The script by “Six Feet Under” writer Nancy Oliver is shrewdly constructed, not only mixing its comedy with warmth and pathos, but also building in a psychology that makes sense. With a few deft scenes, it becomes understandable how Lars could reach this strange point, how his only way to reach out is through an inanimate companion. She “tells” him the things he cannot tell himself, that he has never mustered the strength to hear from anyone else. That none of this ever comes across as contrived is an astonishing accomplishment. The script is incredibly kind-hearted and director Craig Gillespie captures and accentuates that tone.

In a way, Lars and the Real Girl is everything last year’s beloved misfire Little Miss Sunshine was striving to be: charming in its very goofiness, affectionate towards the idiosyncrasies of its characters and finding unexpected comedy in the details (the heinous winter coats that cocoon the characters are sadly accurate). While Sunshine was in love with its own offbeat sensibility to an unappealing degree, Lars and the Real Girl is in love with every person, even the plastic one, that populates the film. It’s a far healthier affection, and it definitely led to significantly better movie-making.

One for Friday — Fairground Attraction, “Perfect”


Thirty years ago, in 1988. Fairground Attraction released their debut album, The First of a Million Kisses. The band hailed from the U.K., where they managed to top the charts with the very first single they released, the aptly titled “Perfect.” That occurred in the spring of the year, and the album’s release followed shortly thereafter.
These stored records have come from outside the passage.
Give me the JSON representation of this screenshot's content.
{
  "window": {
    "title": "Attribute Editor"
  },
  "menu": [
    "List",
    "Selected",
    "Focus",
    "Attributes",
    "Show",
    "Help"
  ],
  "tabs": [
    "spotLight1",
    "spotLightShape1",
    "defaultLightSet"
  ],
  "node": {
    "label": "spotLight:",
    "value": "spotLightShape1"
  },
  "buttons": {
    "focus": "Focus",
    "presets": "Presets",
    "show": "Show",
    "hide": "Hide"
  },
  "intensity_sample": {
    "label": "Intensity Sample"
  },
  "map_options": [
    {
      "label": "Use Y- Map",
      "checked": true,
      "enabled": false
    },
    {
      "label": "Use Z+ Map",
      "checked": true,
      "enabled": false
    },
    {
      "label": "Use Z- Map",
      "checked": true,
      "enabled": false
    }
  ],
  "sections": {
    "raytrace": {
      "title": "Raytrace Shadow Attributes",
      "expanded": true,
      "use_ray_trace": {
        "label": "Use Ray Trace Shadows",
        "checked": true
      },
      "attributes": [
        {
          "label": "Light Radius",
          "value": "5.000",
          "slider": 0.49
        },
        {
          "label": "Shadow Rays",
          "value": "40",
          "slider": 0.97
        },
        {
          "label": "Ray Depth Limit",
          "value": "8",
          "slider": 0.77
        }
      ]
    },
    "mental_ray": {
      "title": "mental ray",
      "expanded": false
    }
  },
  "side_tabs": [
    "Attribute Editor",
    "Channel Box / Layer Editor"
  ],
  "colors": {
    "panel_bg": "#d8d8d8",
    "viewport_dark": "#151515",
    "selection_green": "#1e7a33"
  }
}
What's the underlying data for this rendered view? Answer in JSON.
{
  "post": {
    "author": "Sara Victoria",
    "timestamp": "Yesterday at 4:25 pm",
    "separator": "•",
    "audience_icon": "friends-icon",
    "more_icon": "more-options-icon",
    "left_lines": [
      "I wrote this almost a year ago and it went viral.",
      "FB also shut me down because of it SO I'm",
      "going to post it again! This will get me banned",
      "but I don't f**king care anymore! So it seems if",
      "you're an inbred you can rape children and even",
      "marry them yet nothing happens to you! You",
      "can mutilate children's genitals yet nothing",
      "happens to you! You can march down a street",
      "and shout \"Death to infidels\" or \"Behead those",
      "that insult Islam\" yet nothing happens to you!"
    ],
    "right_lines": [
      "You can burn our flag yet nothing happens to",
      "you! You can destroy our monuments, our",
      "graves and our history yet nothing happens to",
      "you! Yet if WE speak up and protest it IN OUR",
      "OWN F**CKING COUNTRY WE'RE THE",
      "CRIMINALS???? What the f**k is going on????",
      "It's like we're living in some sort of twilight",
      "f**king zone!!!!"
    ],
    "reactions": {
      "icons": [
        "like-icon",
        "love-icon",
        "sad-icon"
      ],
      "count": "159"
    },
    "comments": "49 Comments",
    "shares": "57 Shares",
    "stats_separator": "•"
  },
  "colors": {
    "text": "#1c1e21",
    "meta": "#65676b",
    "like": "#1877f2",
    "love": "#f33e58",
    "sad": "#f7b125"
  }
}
The song didn’t really take hold in the U.S. until the fall, when it managed to make appearances on three different Billboard charts: the Hot 100, the newly established Modern Rock Tracks tally, and, somewhat perplexingly, the Hot Country Singles roundup.

As referenced above, there has rarely been another instance in which a song had a more appropriate title. “Perfect” is perfect, or at least as close to perfect as a pop song can get. The hook is cheery and elegant, and the whole song is built on instrumentation and production as light as well-spun sugar. It swoons, it swings, it snakes along with snappy purpose, and it’s all wrapped up in three-and-a-half minutes. This is the sort of song that demands to be described as a gem.
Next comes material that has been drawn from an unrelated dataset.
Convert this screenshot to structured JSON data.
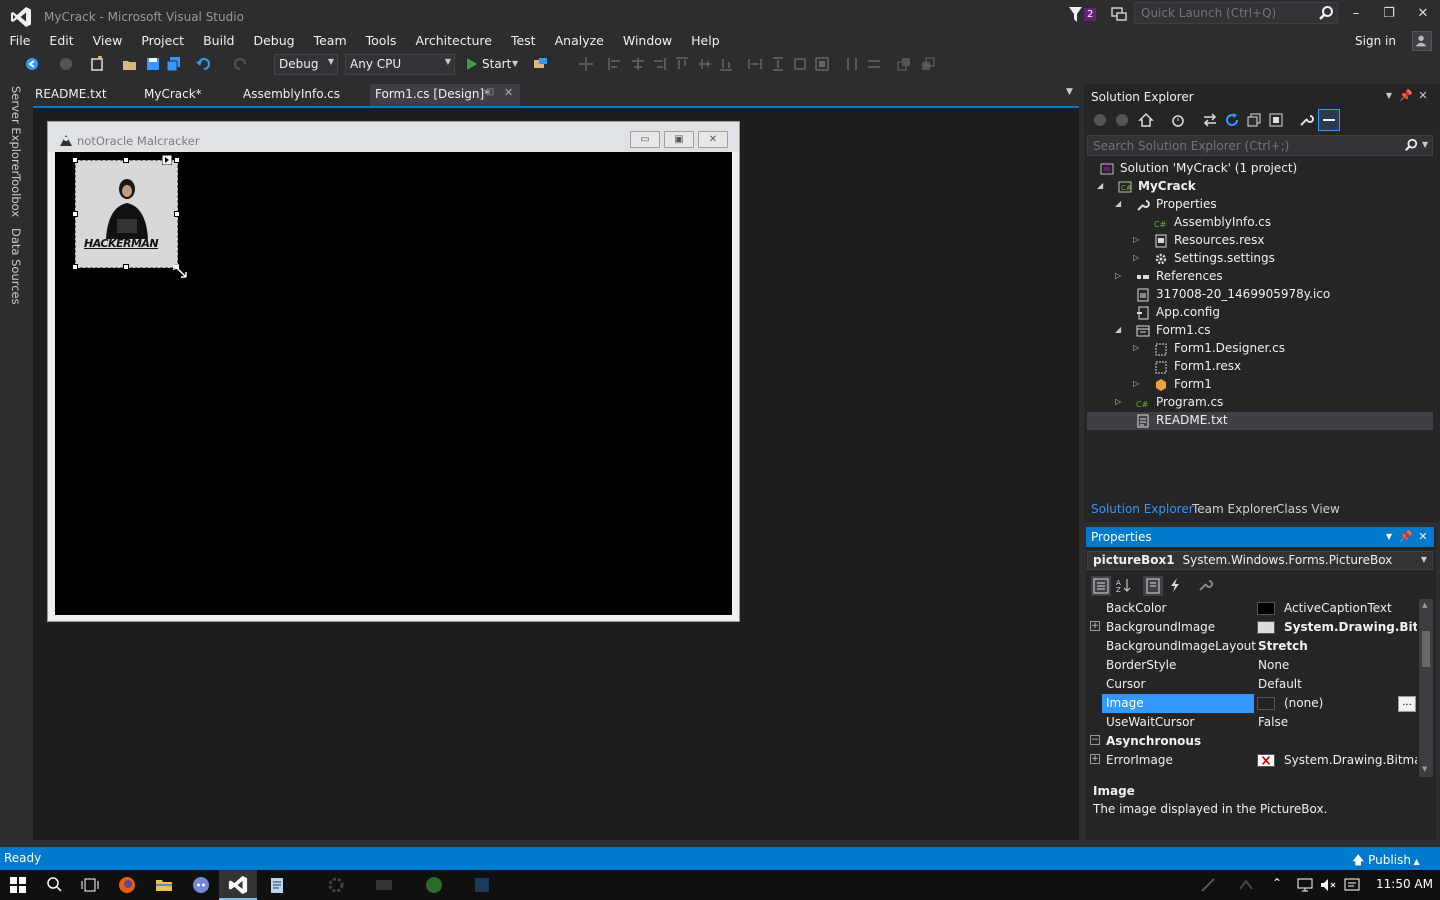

Listen or download —> Fairground Attraction, “Perfect”

(Disclaimer: I honestly haven’t checked to see if this Fairground Attraction song is currently available on a physical format that can be purchased from your favorite local, independently owned record store in a manner that compensates both the proprietor of said shop and the original artist. Even if The First of a Million Kisses is officially out of print, I believe this cut has been scattered across countless compilations, as if Johnny Appleseed applied his orchard distribution strategy to wonderful pop creations. I am not sharing this song in this space at this time to impede commerce that supports record stores and musicians, but instead as an encouragement to go out and put your money where your taste is. Go buy some records, people. Although I believe I am operating under the legal concept of fair use, I know the rules. I will gladly and promptly remove this file from my little corner of the digital world if asked to do so by any individual or entity with due authority to make such a request.)